Among the topics tackled in this marathon interview was the use of condoms. The Church’s position against the condom as contraception was outlined in the 1968 encyclical Humanae Vitae. This encyclical has been harshly criticized in the past for roundly declaring that the use barrier methods of birth control is a sin no matter what the circumstances, including the control of sexually-transmitted diseases. In 1990 Pope John Paul II gave a now famous speech in Mwanza (northern Tanzania) where he affirmed this teaching.

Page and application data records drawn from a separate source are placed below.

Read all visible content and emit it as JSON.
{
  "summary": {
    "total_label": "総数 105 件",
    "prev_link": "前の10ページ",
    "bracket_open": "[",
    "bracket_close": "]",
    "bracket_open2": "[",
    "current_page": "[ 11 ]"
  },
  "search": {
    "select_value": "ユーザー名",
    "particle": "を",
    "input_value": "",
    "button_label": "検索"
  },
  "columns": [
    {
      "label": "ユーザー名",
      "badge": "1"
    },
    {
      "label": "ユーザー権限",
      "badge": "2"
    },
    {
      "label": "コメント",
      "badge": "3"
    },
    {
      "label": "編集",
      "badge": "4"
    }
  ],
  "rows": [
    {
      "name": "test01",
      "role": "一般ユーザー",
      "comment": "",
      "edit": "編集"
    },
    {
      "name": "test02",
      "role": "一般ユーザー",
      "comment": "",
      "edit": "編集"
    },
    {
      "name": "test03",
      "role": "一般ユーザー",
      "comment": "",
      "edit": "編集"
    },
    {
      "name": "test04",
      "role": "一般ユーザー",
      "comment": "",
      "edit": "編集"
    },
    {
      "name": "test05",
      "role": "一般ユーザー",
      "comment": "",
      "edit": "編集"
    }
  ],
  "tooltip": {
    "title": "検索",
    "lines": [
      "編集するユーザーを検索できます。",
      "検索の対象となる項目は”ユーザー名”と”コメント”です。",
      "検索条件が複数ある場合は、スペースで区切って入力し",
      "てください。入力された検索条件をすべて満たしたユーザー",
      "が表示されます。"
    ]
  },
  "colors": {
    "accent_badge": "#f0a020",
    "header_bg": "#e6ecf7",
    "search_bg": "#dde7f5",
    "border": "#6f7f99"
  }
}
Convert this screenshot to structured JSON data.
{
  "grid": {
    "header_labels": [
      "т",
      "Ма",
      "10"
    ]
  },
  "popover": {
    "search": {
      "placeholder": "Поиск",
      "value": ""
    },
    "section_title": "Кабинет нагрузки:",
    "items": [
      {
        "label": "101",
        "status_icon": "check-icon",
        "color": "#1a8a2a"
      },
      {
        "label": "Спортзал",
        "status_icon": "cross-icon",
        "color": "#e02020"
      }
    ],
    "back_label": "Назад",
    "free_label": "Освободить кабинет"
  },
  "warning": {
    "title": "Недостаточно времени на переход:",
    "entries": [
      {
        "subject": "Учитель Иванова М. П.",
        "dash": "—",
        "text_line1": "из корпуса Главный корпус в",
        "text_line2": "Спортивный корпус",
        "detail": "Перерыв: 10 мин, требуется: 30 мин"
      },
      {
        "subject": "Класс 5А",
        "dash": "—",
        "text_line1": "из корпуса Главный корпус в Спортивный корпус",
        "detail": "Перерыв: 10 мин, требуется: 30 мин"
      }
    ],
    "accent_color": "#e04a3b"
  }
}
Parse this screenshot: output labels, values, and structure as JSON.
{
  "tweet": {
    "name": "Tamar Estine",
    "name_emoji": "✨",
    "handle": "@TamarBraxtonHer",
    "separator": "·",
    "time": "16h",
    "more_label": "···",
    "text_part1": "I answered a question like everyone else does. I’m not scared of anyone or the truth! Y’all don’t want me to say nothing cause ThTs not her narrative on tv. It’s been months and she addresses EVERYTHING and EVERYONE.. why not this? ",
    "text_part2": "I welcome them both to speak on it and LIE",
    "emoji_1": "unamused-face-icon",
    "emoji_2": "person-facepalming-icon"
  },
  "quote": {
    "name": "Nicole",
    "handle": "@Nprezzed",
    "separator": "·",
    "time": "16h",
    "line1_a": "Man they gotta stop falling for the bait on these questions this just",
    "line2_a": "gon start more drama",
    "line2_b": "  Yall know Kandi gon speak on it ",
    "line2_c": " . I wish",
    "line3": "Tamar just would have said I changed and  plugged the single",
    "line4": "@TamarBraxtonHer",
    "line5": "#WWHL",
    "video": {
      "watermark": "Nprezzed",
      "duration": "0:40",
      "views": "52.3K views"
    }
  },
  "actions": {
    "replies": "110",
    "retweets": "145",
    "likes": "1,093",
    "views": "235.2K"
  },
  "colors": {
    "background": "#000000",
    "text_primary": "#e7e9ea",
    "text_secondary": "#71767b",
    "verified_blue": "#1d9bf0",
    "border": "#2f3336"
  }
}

Africa hosts the fastest growing segment of Roman Catholicism, as well as the world’s worst epidemic of AIDS infections.
Pope Benedict, in this most recent interview, seems to be willing to entertain that his predecessors, including the almost universally-loved John Paul II, could be wrong on this matter. In a carefully constructed statement the pope intimated that condom use could be viewed, in very specific circumstances, as acceptable by the Roman Catholic Church. The specific example he used concerned homosexual prostitution and the spread of the AIDS virus. Since such sexual intercourse is in no way a procreative act, the ban on use of a condom is not, strictly-speaking, applicable. In this situation the use of a condom “can be a first step in the direction of moralization, a first assumption of responsibility, on the way toward recovering an awareness that not everything is allowed and that one cannot do whatever one wants.”